India, through cooperation in the defense sector with Kenya and Tanzania, provides them limited defense aid, but has failed to stand out as a formidable maritime partner. According to World Bank estimates, the Kenyan economy loses an estimated $300 million annually because of maritime insecurity. As defense cooperation between India and the United States reaches new heights, Kenya, which enjoys a close relationship with Washington, is likely to use this blooming relationship to secure its interests in the Indian Ocean. New Delhi, being Kenya’s largest trading partner and the second largest investor, should seek to engage Nairobi in the maritime security domain.
In the joint press statement following delegation-level talks in Nairobi, Modi emphasized closer cooperation in the field of maritime security. During his visit there, the two nations signed seven different pacts, including a Memorandum of Understanding on Defense Cooperation. In Tanzania, while the two countries agreed to deepen cooperation in the maritime domain, it will be interesting to see if New Delhi follows up on this with a more defined policy.

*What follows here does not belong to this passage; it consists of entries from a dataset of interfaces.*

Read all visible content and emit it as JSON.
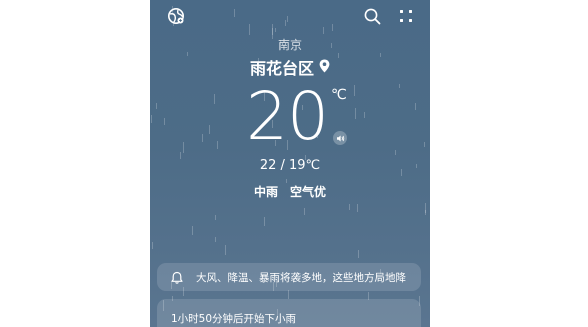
{
  "location": {
    "city": "南京",
    "district": "雨花台区"
  },
  "current": {
    "temperature": "20",
    "unit": "℃",
    "range": "22 / 19℃",
    "condition": "中雨",
    "air_quality": "空气优"
  },
  "alert": {
    "text": "大风、降温、暴雨将袭多地，这些地方局地降"
  },
  "precipitation": {
    "text": "1小时50分钟后开始下小雨"
  },
  "icons": {
    "globe": "globe-icon",
    "search": "search-icon",
    "more": "more-icon",
    "location_pin": "location-pin-icon",
    "speaker": "speaker-icon",
    "bell": "bell-icon"
  },
  "colors": {
    "background_top": "#4a6a87",
    "background_bottom": "#5a7590",
    "card": "rgba(255,255,255,0.14)"
  }
}
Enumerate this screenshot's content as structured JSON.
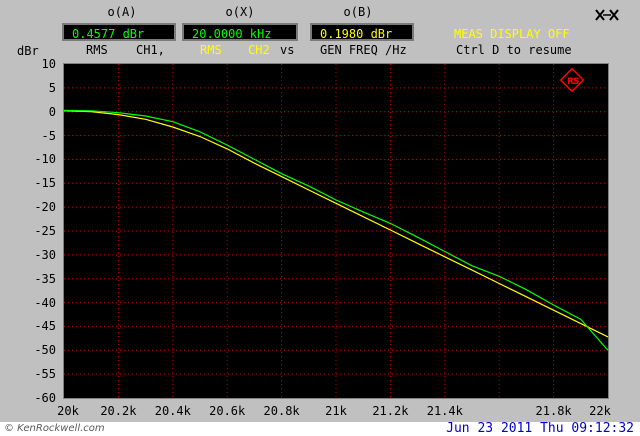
{
  "colors": {
    "trace_a": "#ffff00",
    "trace_b": "#00ff00",
    "grid": "#c00000",
    "plot_bg": "#000000",
    "marker": "#ff0000"
  },
  "readouts": {
    "a": {
      "label": "o(A)",
      "value": "0.4577 dBr",
      "color": "#00ff00"
    },
    "x": {
      "label": "o(X)",
      "value": "20.0000 kHz",
      "color": "#00ff00"
    },
    "b": {
      "label": "o(B)",
      "value": "0.1980 dBr",
      "color": "#ffff00"
    }
  },
  "sublabels": {
    "rms": "RMS",
    "ch1": "CH1,",
    "rms2": "RMS",
    "ch2": "CH2",
    "vs": "vs",
    "gen_freq": "GEN FREQ /Hz"
  },
  "status": {
    "meas_off": "MEAS DISPLAY OFF",
    "ctrl_d": "Ctrl D to resume"
  },
  "toolbar": {
    "icon": "infinity-icon"
  },
  "y_unit": "dBr",
  "footer": {
    "watermark": "© KenRockwell.com",
    "datetime": "Jun 23 2011 Thu 09:12:32"
  },
  "chart_data": {
    "type": "line",
    "ylabel": "dBr",
    "ylim": [
      -60,
      10
    ],
    "xlim": [
      20000,
      22000
    ],
    "yticks": [
      "10",
      "5",
      "0",
      "-5",
      "-10",
      "-15",
      "-20",
      "-25",
      "-30",
      "-35",
      "-40",
      "-45",
      "-50",
      "-55",
      "-60"
    ],
    "yvalues": [
      10,
      5,
      0,
      -5,
      -10,
      -15,
      -20,
      -25,
      -30,
      -35,
      -40,
      -45,
      -50,
      -55,
      -60
    ],
    "xticks": [
      {
        "label": "20k",
        "value": 20000
      },
      {
        "label": "20.2k",
        "value": 20200
      },
      {
        "label": "20.4k",
        "value": 20400
      },
      {
        "label": "20.6k",
        "value": 20600
      },
      {
        "label": "20.8k",
        "value": 20800
      },
      {
        "label": "21k",
        "value": 21000
      },
      {
        "label": "21.2k",
        "value": 21200
      },
      {
        "label": "21.4k",
        "value": 21400
      },
      {
        "label": "21.8k",
        "value": 21800
      },
      {
        "label": "22k",
        "value": 22000
      }
    ],
    "grid": true,
    "series": [
      {
        "color": "#ffff00",
        "x": [
          20000,
          20100,
          20200,
          20300,
          20400,
          20500,
          20600,
          20700,
          20800,
          20900,
          21000,
          21100,
          21200,
          21300,
          21400,
          21500,
          21600,
          21700,
          21800,
          21900,
          22000
        ],
        "y": [
          0.2,
          0,
          -0.6,
          -1.6,
          -3.2,
          -5.2,
          -7.8,
          -10.8,
          -13.6,
          -16.4,
          -19.2,
          -22,
          -24.8,
          -27.6,
          -30.4,
          -33.2,
          -36,
          -38.8,
          -41.6,
          -44.4,
          -47.2
        ]
      },
      {
        "color": "#00ff00",
        "x": [
          20000,
          20100,
          20200,
          20300,
          20400,
          20500,
          20600,
          20700,
          20800,
          20900,
          21000,
          21100,
          21200,
          21300,
          21400,
          21500,
          21600,
          21700,
          21800,
          21900,
          22000
        ],
        "y": [
          0.3,
          0.2,
          -0.2,
          -0.9,
          -2.1,
          -4.2,
          -7,
          -10,
          -13,
          -15.6,
          -18.5,
          -21,
          -23.4,
          -26.3,
          -29.3,
          -32.3,
          -34.5,
          -37.3,
          -40.5,
          -43.5,
          -50
        ]
      }
    ]
  }
}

While India has had little success in engaging Kenya and Tanzania in the maritime security domain, it has successfully projected itself as a maritime security provider to Mozambique. During the African Union summit in 2003 and the World Economic Forum meet in 2004, India deployed its navy off the coast of Maputo to provide maritime security. A security agreement in effect since 2012 provides for Indian Navy patrols in Mozambique’s territorial waters. During his recent visit and ever since coming to power in 2014, Narendra Modi has laid special emphasis on maritime cooperation with Mozambique. The country is among the fastest growing economies in sub-Saharan Africa and is heavily dependent on the Indian Ocean to sustain its annual growth of around 8 percent. The scope of maritime cooperation between India and Mozambique is high, and a policy-driven framework in which India projects itself as a reliable maritime security provider can bolster maritime cooperation between the two nations.
India’s relationship with South Africa, meanwhile, is quite different from its relationship with other African nations. South Africa, with its globalized economy and abundant resources, is an emerging regional hegemon in sub-Saharan Africa. By bolstering maritime security ties with Pretoria, New Delhi can put to use South Africa’s influence in sub-Saharan Africa to create a consensus in the region for its leadership role in the Indian Ocean. India and South Africa enjoy strategic similarities, but it should not be assumed that these similarities translate into common interests. South Africa perceives India’s presence and engagement in the region as a threat to its interests. Pretoria’s economic relationship with Beijing prevents any meaningful engagement in limiting China’s influence in the Indian Ocean Region. As the two countries find constructive ways to engage in the maritime security domain, India should work to build a relationship that reduces threat perceptions in Pretoria.
As East African nations work to create infrastructure and institutions to address maritime security challenges in the Indian Ocean, they need credible partners that can provide technological and institutional support. While the international community has rendered considerable help in this regard, the scope for maritime cooperation remains large and varied. If India hopes to create a consensus in Africa on its leadership role in the Indian Ocean Region, it should seize this opportunity to create a maritime security network that engages security seekers and security providers in effective governance of the maritime commons in the Indian Ocean Region.
Prakhar Gupta is a foreign affairs analyst and an independent journalist. His work has appeared in the Indian Defence Review, South Asian Voices, Eurasia Review, and Youth Ki Awaz, among others.